"Often it is a poll worker problem or it's some sort of voter education problem or it's a procedural problem," Hall says. "It's not the machine or the ballot itself — it's this interaction between people, processes and technology."
And often, he says, it's something unexpected, such as thousands of absentee ballots already cast in Georgia that will have to be hand-copied because the original ballots contain a printing flaw and can't be read by the machines. Voting-rights advocates are also worried about continued problems with touch-screen voting machines. Although their use is on the decline, this equipment will be used by a third of the electorate.
Larry Norden of the Brennan Center for Justice at New York University says many states still don't have enough paper ballots on hand if something goes wrong.
"For those voters, if the voting machines fail, right now if there aren't what are called emergency paper ballots available at the polling place, they're going to have to wait until somebody comes and repairs the machine or brings paper ballots to the polling place," Norden says.
That could be a big problem if, as expected, there are large crowds on Nov. 4 — not to mention mysterious voting machine glitches, such as inconsistent counts or disappearing votes. Such discrepancies are usually resolved, but Hall says they could be crucial if the vote is close.

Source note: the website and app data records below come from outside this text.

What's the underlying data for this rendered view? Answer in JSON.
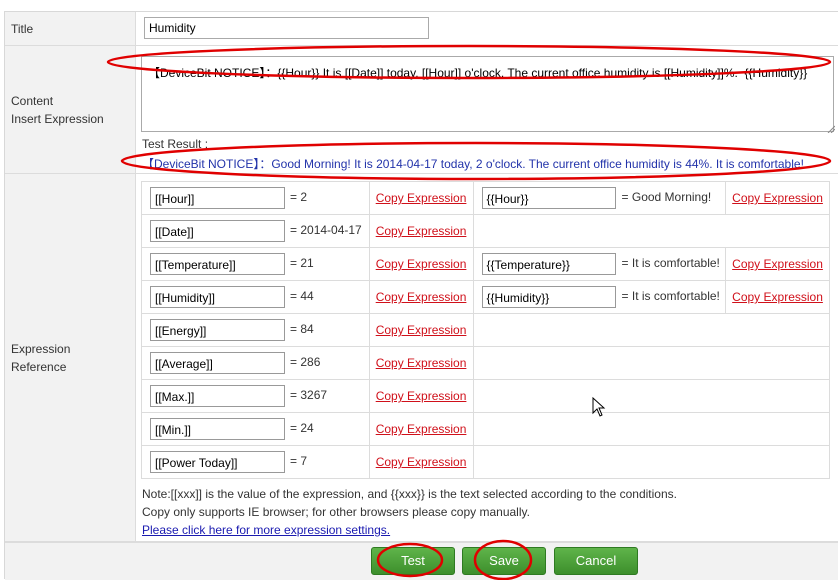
{
  "labels": {
    "title": "Title",
    "content": "Content",
    "insert_expression": "Insert Expression",
    "expression": "Expression",
    "reference": "Reference"
  },
  "title_value": "Humidity",
  "content_value": "【DeviceBit NOTICE】：{{Hour}} It is [[Date]] today, [[Hour]] o'clock. The current office humidity is [[Humidity]]%.  {{Humidity}}",
  "test_result": {
    "label": "Test Result :",
    "text": "【DeviceBit NOTICE】：Good Morning! It is 2014-04-17 today, 2 o'clock. The current office humidity is 44%. It is comfortable!"
  },
  "copy_label": "Copy Expression",
  "expressions": [
    {
      "expr": "[[Hour]]",
      "value": "= 2",
      "cond": "{{Hour}}",
      "cond_value": "= Good Morning!"
    },
    {
      "expr": "[[Date]]",
      "value": "= 2014-04-17"
    },
    {
      "expr": "[[Temperature]]",
      "value": "= 21",
      "cond": "{{Temperature}}",
      "cond_value": "= It is comfortable!"
    },
    {
      "expr": "[[Humidity]]",
      "value": "= 44",
      "cond": "{{Humidity}}",
      "cond_value": "= It is comfortable!"
    },
    {
      "expr": "[[Energy]]",
      "value": "= 84"
    },
    {
      "expr": "[[Average]]",
      "value": "= 286"
    },
    {
      "expr": "[[Max.]]",
      "value": "= 3267"
    },
    {
      "expr": "[[Min.]]",
      "value": "= 24"
    },
    {
      "expr": "[[Power Today]]",
      "value": "= 7"
    }
  ],
  "notes": {
    "line1": "Note:[[xxx]] is the value of the expression, and {{xxx}} is the text selected according to the conditions.",
    "line2": "Copy only supports IE browser; for other browsers please copy manually.",
    "link": "Please click here for more expression settings."
  },
  "buttons": {
    "test": "Test",
    "save": "Save",
    "cancel": "Cancel"
  },
  "colors": {
    "button_green": "#4aa33a",
    "annotation_red": "#e00000",
    "copy_link": "#d0101a",
    "test_result_text": "#2233aa"
  }
}
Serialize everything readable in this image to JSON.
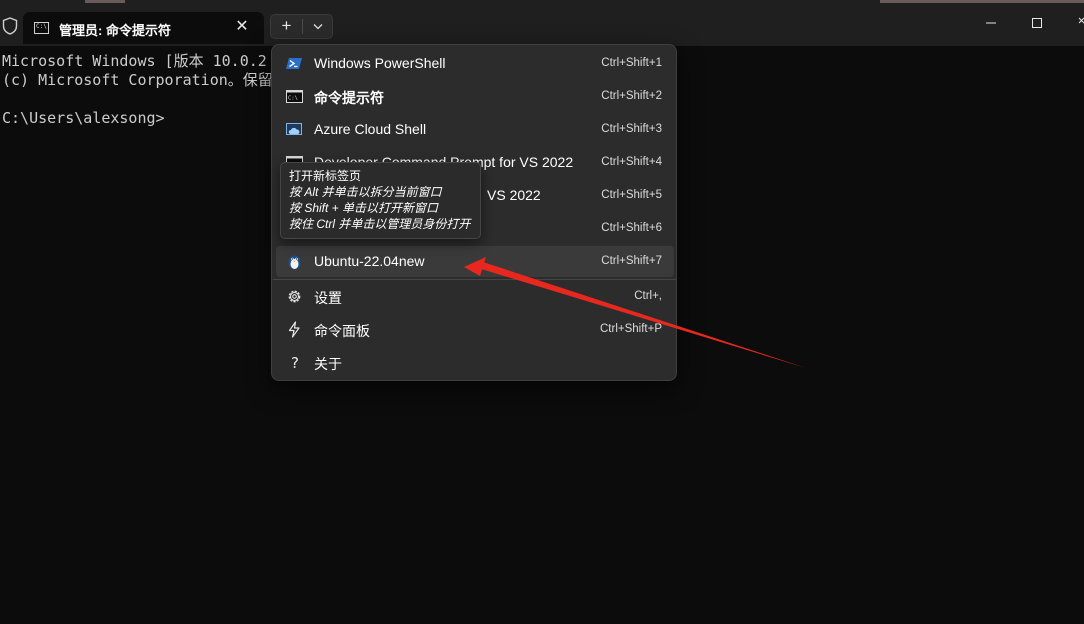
{
  "tab": {
    "title": "管理员: 命令提示符",
    "icon_text": "C:\\.",
    "close_glyph": "✕"
  },
  "toolbar": {
    "new_tab_glyph": "+"
  },
  "terminal": {
    "lines": [
      "Microsoft Windows [版本 10.0.2",
      "(c) Microsoft Corporation。保留",
      "",
      "C:\\Users\\alexsong>"
    ]
  },
  "menu": {
    "profiles": [
      {
        "label": "Windows PowerShell",
        "shortcut": "Ctrl+Shift+1",
        "icon": "powershell-icon"
      },
      {
        "label": "命令提示符",
        "shortcut": "Ctrl+Shift+2",
        "icon": "cmd-icon"
      },
      {
        "label": "Azure Cloud Shell",
        "shortcut": "Ctrl+Shift+3",
        "icon": "azure-cloud-icon"
      },
      {
        "label": "Developer Command Prompt for VS 2022",
        "shortcut": "Ctrl+Shift+4",
        "icon": "cmd-icon"
      },
      {
        "label": "Developer PowerShell for VS 2022",
        "label_visible": "VS 2022",
        "shortcut": "Ctrl+Shift+5",
        "icon": "powershell-icon"
      },
      {
        "label": "",
        "shortcut": "Ctrl+Shift+6",
        "icon": "cmd-icon"
      },
      {
        "label": "Ubuntu-22.04new",
        "shortcut": "Ctrl+Shift+7",
        "icon": "ubuntu-penguin-icon"
      }
    ],
    "actions": [
      {
        "label": "设置",
        "shortcut": "Ctrl+,",
        "icon": "gear-icon"
      },
      {
        "label": "命令面板",
        "shortcut": "Ctrl+Shift+P",
        "icon": "lightning-icon"
      },
      {
        "label": "关于",
        "shortcut": "",
        "icon": "question-icon"
      }
    ]
  },
  "tooltip": {
    "lines": [
      "打开新标签页",
      "按 Alt 并单击以拆分当前窗口",
      "按 Shift + 单击以打开新窗口",
      "按住 Ctrl 并单击以管理员身份打开"
    ]
  },
  "colors": {
    "background": "#0c0c0c",
    "titlebar": "#1f1f1f",
    "menu": "#2c2c2c",
    "annotation_arrow": "#e8281e"
  }
}
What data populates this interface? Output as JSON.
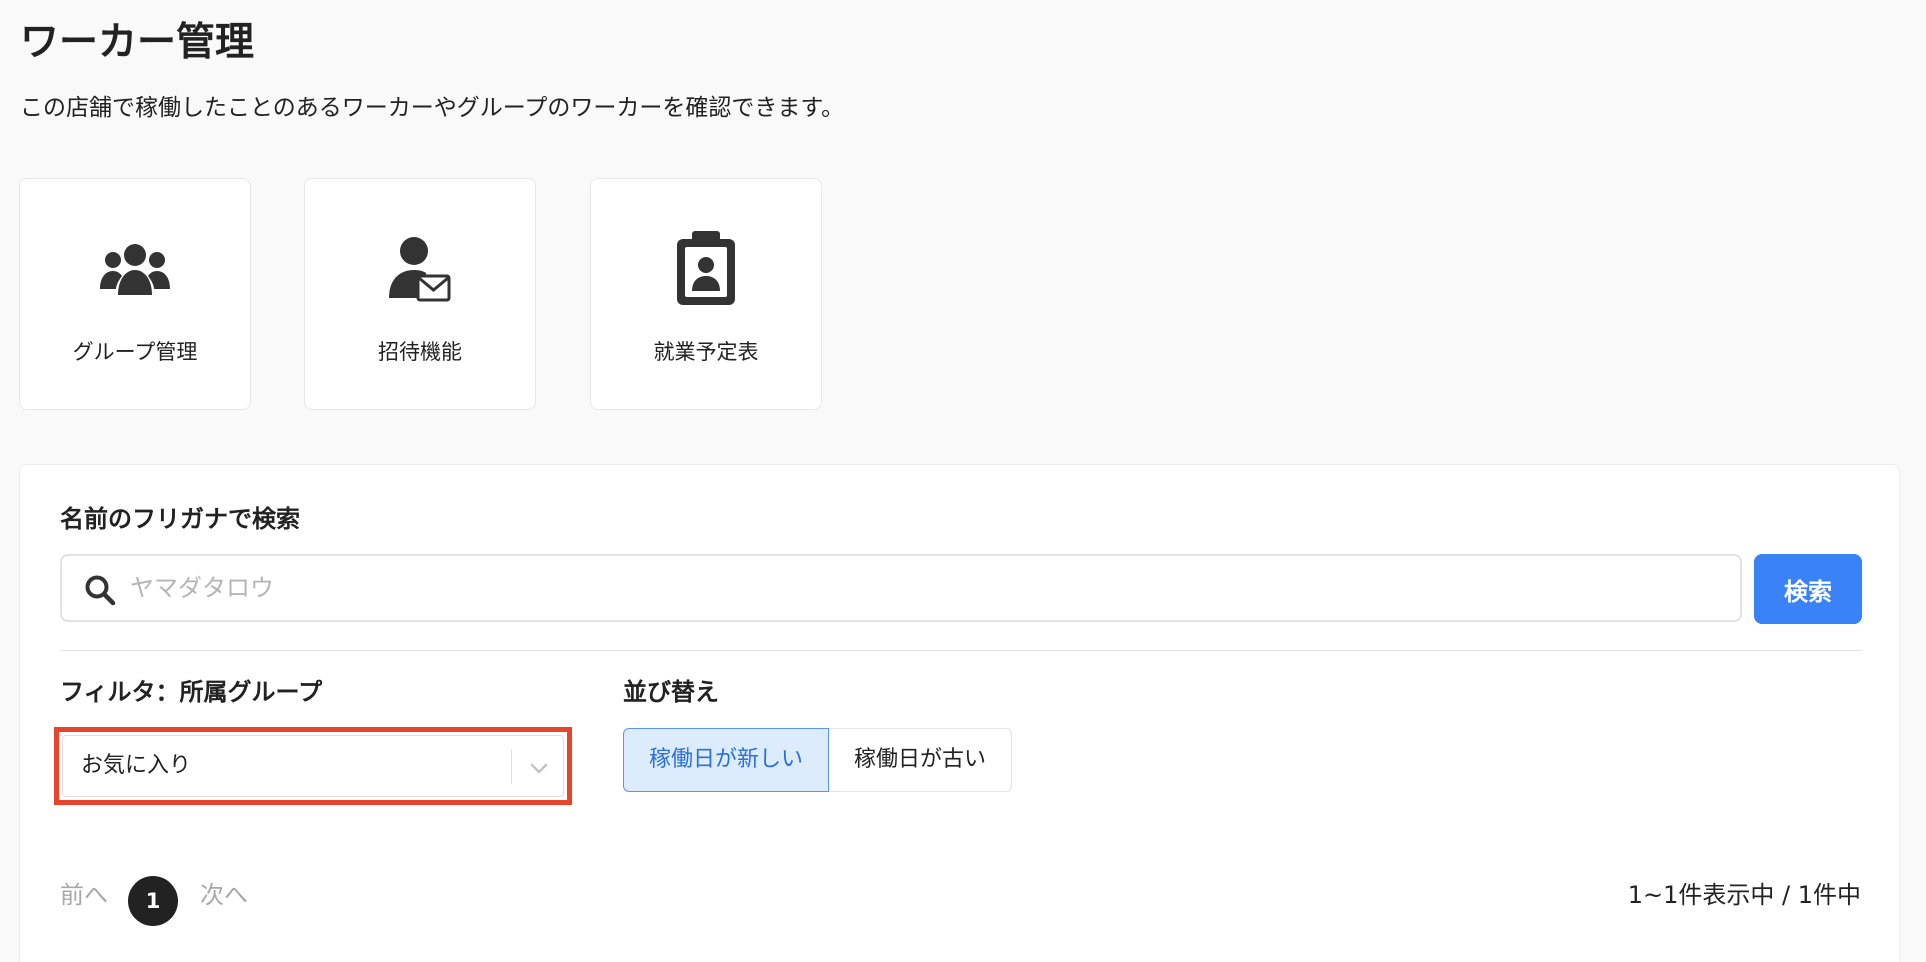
{
  "header": {
    "title": "ワーカー管理",
    "description": "この店舗で稼働したことのあるワーカーやグループのワーカーを確認できます。"
  },
  "feature_cards": [
    {
      "label": "グループ管理",
      "icon": "users-group-icon"
    },
    {
      "label": "招待機能",
      "icon": "user-invite-mail-icon"
    },
    {
      "label": "就業予定表",
      "icon": "clipboard-user-icon"
    }
  ],
  "search": {
    "label": "名前のフリガナで検索",
    "placeholder": "ヤマダタロウ",
    "value": "",
    "button_label": "検索"
  },
  "filter": {
    "label": "フィルタ：所属グループ",
    "selected": "お気に入り"
  },
  "sort": {
    "label": "並び替え",
    "options": [
      "稼働日が新しい",
      "稼働日が古い"
    ],
    "active_index": 0
  },
  "pagination": {
    "prev_label": "前へ",
    "current_page": "1",
    "next_label": "次へ",
    "summary": "1~1件表示中 / 1件中"
  },
  "colors": {
    "accent": "#3a82f7",
    "highlight_border": "#e8442b",
    "active_sort_bg": "#dcecfd"
  }
}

Still, he's optimistic. "By and large, most people are going to have a fine experience, and they should all go out and vote and have a good time," Hall says.